Twitter has told the government of India that it will not restrict the accounts of journalists, activists and politicians in India, despite receiving an order from the country’s federal government. However, it prohibits an unlimited number of accounts that do not fall into these categories from being able to be viewed internally in the country.
at Blog post The company, published on Tuesday, said that while it has blocked some accounts that the government of India wanted to block, it will not block others because doing so violates freedom of expression.
“Because we do not believe that the actions we have been directed to take comply with Indian law, and in line with our principles in defense of freedom of expression and freedom of expression, we have not taken any action on accounts consisting of new media entities, journalists, activists and politicians,” the Twitter blog said. “To do so, we believe it violates their basic right to freedom of expression under Indian law.”
Twitter’s engagement comes in the middle of a struggle with the government of India, a major market for the company, over restricting accounts on the platform. Earlier this month, the company specific People in India viewed more than 250 accounts in the country after receiving an emergency legal order from India’s Ministry of Information Technology. Among the accounts that were frozen was Caravan, an investigative news magazine. Critics of Indian Prime Minister Narendra Modi. The accounts are tweeting in support of the months-long farmers’ protest that has been sweeping the country.
But Twitter reinstated the accounts six hours later, arguing the Indian government that the accounts were freedom of expression and noteworthy. In response, the government Threatened Twitter officials pay a fine and up to seven years in prison for breaking its orders.
The confrontation with the Indian government put Twitter into scope Tough spot. Blocking accounts could mean enabling the increasingly authoritarian Indian government to crack down on dissent, freedom of speech and the press. But challenging the government means risking legal consequences.

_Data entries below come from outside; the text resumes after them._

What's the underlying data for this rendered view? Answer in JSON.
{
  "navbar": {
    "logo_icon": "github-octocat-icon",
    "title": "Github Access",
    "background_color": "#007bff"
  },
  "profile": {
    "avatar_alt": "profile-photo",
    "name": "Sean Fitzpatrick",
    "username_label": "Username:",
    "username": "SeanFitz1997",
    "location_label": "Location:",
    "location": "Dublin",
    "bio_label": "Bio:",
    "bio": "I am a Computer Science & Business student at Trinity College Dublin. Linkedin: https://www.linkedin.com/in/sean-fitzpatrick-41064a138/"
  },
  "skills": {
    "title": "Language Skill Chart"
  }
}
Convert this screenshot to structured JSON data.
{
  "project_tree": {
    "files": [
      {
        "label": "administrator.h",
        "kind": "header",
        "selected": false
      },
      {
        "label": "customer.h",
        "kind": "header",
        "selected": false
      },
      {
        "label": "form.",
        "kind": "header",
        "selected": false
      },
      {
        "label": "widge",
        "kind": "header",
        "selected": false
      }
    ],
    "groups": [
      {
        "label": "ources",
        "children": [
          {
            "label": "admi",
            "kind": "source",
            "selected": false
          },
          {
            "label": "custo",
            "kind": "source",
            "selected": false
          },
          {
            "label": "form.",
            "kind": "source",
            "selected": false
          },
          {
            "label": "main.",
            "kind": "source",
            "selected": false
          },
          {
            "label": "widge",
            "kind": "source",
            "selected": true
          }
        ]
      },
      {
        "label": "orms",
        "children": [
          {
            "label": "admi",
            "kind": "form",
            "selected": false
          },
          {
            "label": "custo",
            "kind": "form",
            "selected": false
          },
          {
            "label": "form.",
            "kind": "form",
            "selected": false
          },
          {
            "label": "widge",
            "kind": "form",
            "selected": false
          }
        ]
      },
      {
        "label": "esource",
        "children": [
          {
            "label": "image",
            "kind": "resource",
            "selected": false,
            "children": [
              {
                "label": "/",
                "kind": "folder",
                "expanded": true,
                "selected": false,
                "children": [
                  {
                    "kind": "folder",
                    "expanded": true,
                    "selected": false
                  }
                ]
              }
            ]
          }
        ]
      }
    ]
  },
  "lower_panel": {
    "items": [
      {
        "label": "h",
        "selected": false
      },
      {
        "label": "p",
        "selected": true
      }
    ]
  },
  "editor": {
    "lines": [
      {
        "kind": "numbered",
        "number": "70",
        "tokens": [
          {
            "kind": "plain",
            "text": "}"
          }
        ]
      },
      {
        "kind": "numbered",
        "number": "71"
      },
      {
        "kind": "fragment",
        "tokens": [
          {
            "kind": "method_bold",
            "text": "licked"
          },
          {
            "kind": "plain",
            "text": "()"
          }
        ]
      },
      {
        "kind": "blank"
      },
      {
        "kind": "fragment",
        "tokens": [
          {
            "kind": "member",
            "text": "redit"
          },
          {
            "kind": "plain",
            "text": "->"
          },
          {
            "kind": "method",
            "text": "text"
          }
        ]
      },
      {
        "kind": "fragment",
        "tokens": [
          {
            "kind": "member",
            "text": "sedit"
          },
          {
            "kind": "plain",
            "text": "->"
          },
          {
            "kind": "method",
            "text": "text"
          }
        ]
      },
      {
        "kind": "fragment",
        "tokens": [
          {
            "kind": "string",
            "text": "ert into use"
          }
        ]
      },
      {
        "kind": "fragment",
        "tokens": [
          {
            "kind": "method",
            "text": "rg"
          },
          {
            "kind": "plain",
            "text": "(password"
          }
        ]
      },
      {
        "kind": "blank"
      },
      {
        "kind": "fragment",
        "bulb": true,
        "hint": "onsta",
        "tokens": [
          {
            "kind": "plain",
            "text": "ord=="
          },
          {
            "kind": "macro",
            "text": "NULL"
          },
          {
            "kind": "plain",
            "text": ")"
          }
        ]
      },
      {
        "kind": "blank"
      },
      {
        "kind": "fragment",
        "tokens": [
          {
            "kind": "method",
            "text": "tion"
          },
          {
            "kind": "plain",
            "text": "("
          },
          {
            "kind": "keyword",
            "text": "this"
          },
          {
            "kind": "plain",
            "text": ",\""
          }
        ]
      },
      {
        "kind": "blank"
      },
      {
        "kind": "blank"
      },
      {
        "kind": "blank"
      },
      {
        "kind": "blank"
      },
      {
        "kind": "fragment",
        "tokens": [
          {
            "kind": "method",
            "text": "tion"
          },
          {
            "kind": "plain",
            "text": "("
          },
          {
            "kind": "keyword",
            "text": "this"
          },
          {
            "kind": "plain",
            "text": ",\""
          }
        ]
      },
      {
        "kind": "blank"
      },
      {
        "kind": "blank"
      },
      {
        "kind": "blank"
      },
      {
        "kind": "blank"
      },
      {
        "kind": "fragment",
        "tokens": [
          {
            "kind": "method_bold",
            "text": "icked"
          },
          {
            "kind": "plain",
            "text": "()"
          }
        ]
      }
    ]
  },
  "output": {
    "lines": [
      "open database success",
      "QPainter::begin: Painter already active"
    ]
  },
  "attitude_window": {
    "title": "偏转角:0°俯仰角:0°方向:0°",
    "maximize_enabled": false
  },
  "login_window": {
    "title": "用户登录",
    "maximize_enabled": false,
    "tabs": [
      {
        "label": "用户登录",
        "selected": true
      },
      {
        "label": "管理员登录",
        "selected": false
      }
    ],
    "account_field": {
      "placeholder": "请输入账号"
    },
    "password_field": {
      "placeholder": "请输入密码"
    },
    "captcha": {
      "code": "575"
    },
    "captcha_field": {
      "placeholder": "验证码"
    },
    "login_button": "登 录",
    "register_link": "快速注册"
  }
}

In the Blog post Twitter, published on Tuesday, said it had taken additional steps such as banning hashtags containing harmful content from the platform, something the government fears will lead to real violence amid the protest, and permanently suspending more than 500 accounts for violating Twitter’s rules.
But the Mail He also points out that Twitter is seeking legal compensation to restore some of the accounts it has registered in the country.
Twitter wrote: “We will continue to defend the right to freedom of expression on behalf of the people we serve and are actively exploring options under Indian law – both for Twitter and for the accounts affected.” “We remain committed to maintaining the authenticity of the conversation that takes place on Twitter, and we strongly believe that Tweets must be flowing.”